There will be consultative committees for each ministry and for them
to be given constitutional recognition.
Meetings of many of the Parliamentary committees such as Public
Accounts Committee, COPE and select committees are proposed to be held
The Constitutional Council will appoint members to all the
independent commissions and the Constitutional Council will be appointed
as stipulated in the 17-A.
Except that the five members appointed by the Prime Minister and the
Leader of the Opposition, will be required to consult the leaders of the
political parties and independent groups to ensure the Constitutional
Council reflects the pluralistic character of Sri Lankan society
including professional and social diversity. Previously there was a
complaint that the CC consisted of only lawyers.
The Audit Service Commission will also be given constitutional
recognition. That will be handled by the Auditor General.
The National Procurement Commission will be a important aspect,
because during the last few years there was this issue of unsolicited
bills and tender procedures being overlooked.
They will report if guidelines are being followed in procurement of
goods and services.
The Right to Information will be included in the Constitution as a
The usual safeguards will be there, restrictions in the interests of
national security and privacy, Parliament will pass a law to give effect
to this right.
Q: How soon will the two Amendments reach Parliament ?
Draft proposals have been shared with the parties in the Opposition.
We are expecting a feed back soon. The public will also be given an
opportunity to respond. I cannot say anything about a timeline but we
want to wrap it up soon.
Q: These proposals have been given consent by the political parties
in the Government ?
These are being drafted with the participation of parties in the
Q: Will it require a referendum ?
A: No. We are trying to avoid a referendum. Of course any
constitutional amendment will require a two thirds majority in
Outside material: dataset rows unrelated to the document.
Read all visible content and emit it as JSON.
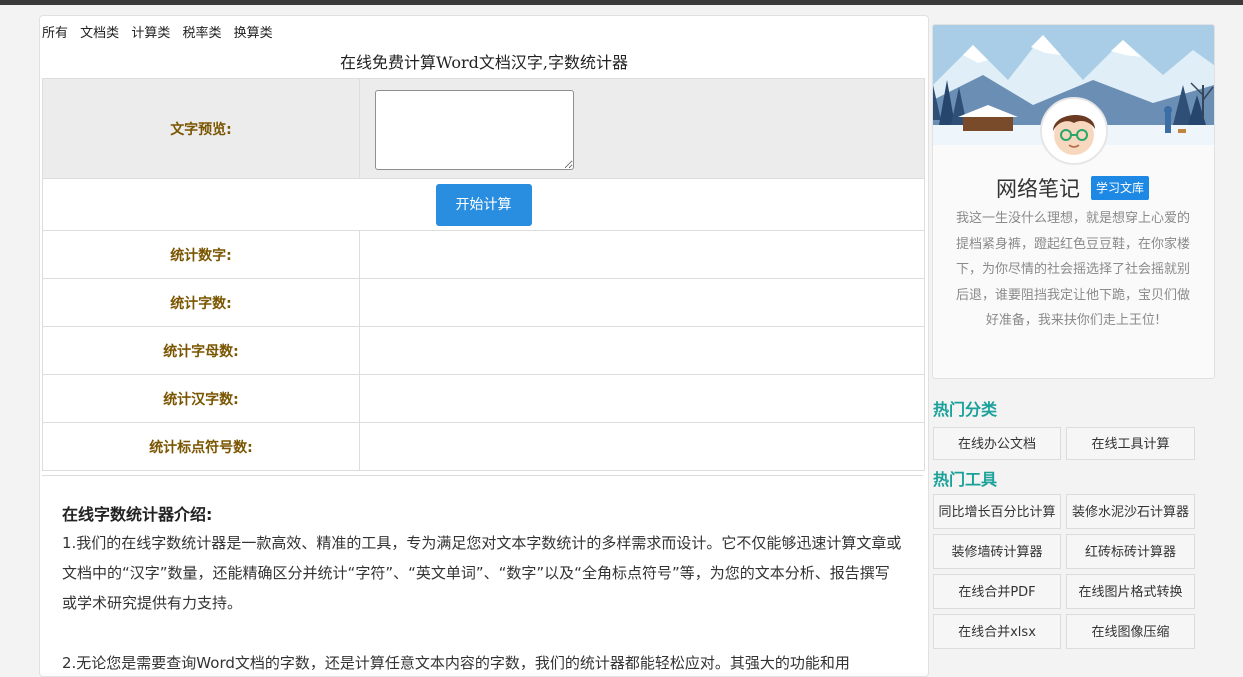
{
  "nav": [
    "所有",
    "文档类",
    "计算类",
    "税率类",
    "换算类"
  ],
  "page_title": "在线免费计算Word文档汉字,字数统计器",
  "form": {
    "preview_label": "文字预览:",
    "preview_value": "",
    "start_button": "开始计算",
    "stats": [
      {
        "label": "统计数字:",
        "value": ""
      },
      {
        "label": "统计字数:",
        "value": ""
      },
      {
        "label": "统计字母数:",
        "value": ""
      },
      {
        "label": "统计汉字数:",
        "value": ""
      },
      {
        "label": "统计标点符号数:",
        "value": ""
      }
    ]
  },
  "intro": {
    "heading": "在线字数统计器介绍:",
    "p1": "1.我们的在线字数统计器是一款高效、精准的工具，专为满足您对文本字数统计的多样需求而设计。它不仅能够迅速计算文章或文档中的“汉字”数量，还能精确区分并统计“字符”、“英文单词”、“数字”以及“全角标点符号”等，为您的文本分析、报告撰写或学术研究提供有力支持。",
    "p2": "2.无论您是需要查询Word文档的字数，还是计算任意文本内容的字数，我们的统计器都能轻松应对。其强大的功能和用"
  },
  "profile": {
    "name": "网络笔记",
    "badge": "学习文库",
    "bio": "我这一生没什么理想，就是想穿上心爱的提档紧身裤，蹬起红色豆豆鞋，在你家楼下，为你尽情的社会摇选择了社会摇就别后退，谁要阻挡我定让他下跪，宝贝们做好准备，我来扶你们走上王位!"
  },
  "hot_categories": {
    "title": "热门分类",
    "items": [
      "在线办公文档",
      "在线工具计算"
    ]
  },
  "hot_tools": {
    "title": "热门工具",
    "items": [
      "同比增长百分比计算",
      "装修水泥沙石计算器",
      "装修墙砖计算器",
      "红砖标砖计算器",
      "在线合并PDF",
      "在线图片格式转换",
      "在线合并xlsx",
      "在线图像压缩"
    ]
  },
  "colors": {
    "accent": "#2a8ee0",
    "label": "#7a5500",
    "section_title": "#1aa19a",
    "badge": "#1e88e5"
  }
}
Parliament but we want to draft it in such a way that hopefully that we
will not have to spend millions and billions of rupees on a referendum.
And the people have given a verdict. The people's will has been very
clear. It was expressed at this election.
Q: Will there be any proposals to change the 13th Amendment ?
No. The 13th Amendment will not be touched during this round of
Q: Some of the powers vested with the President ensured the unitary
form of the Sri Lankan state?
Powers of the President under the 13th Amendment regarding provincial
councils, remain with the President except that in the future, they will
be exercised on the advice of the Cabinet of Ministers including the
The President cannot act unilaterally. And if the President does not
agree with the decision given, he will be entitled to ask the Cabinet to
reconsider. There will be consultation between the President and the
Cabinet, as in India. In India there has never been a problem.
Q: When implementing any project or something similar in the state
sector, a lot of consultation will take place. Will it increase the
unnecessary bureaucracy and the red tape and hamper the country's
Consultation is good even if there is a minor delay. The decisions
taken are informed decisions.
Q: What assurance can you give that this amendmet will not create
further divisions among communities ?
Not at all on the contrary. These proposals will democratise Sri
Q: Will it be brought in before the next election ?
Yes. The idea is to bring it before Parliament before the election.
Q: Wouldn't it be a hastily prepared law?
This has been discussed over the last few years. The abolition of
executive powers has been an issue for the last few years. There is no
haste in this whole thing. No one can suggest that this has been done in
a hasty manner. It was one of the main issues at the last election. We
have had at least 2-3 years. For 35 years we have been criticizing the
There has been an interesting debate. There is a separate committee,
which is preparing the preliminary draft. It is the norm. But the draft
prepared by the commitee, finally goes to the legal draftsman. It is the
legal draftsman who will fine tune it and approve the final draft. He
will correct the loopholes and mistakes. It will be referred to the
Attorney General also.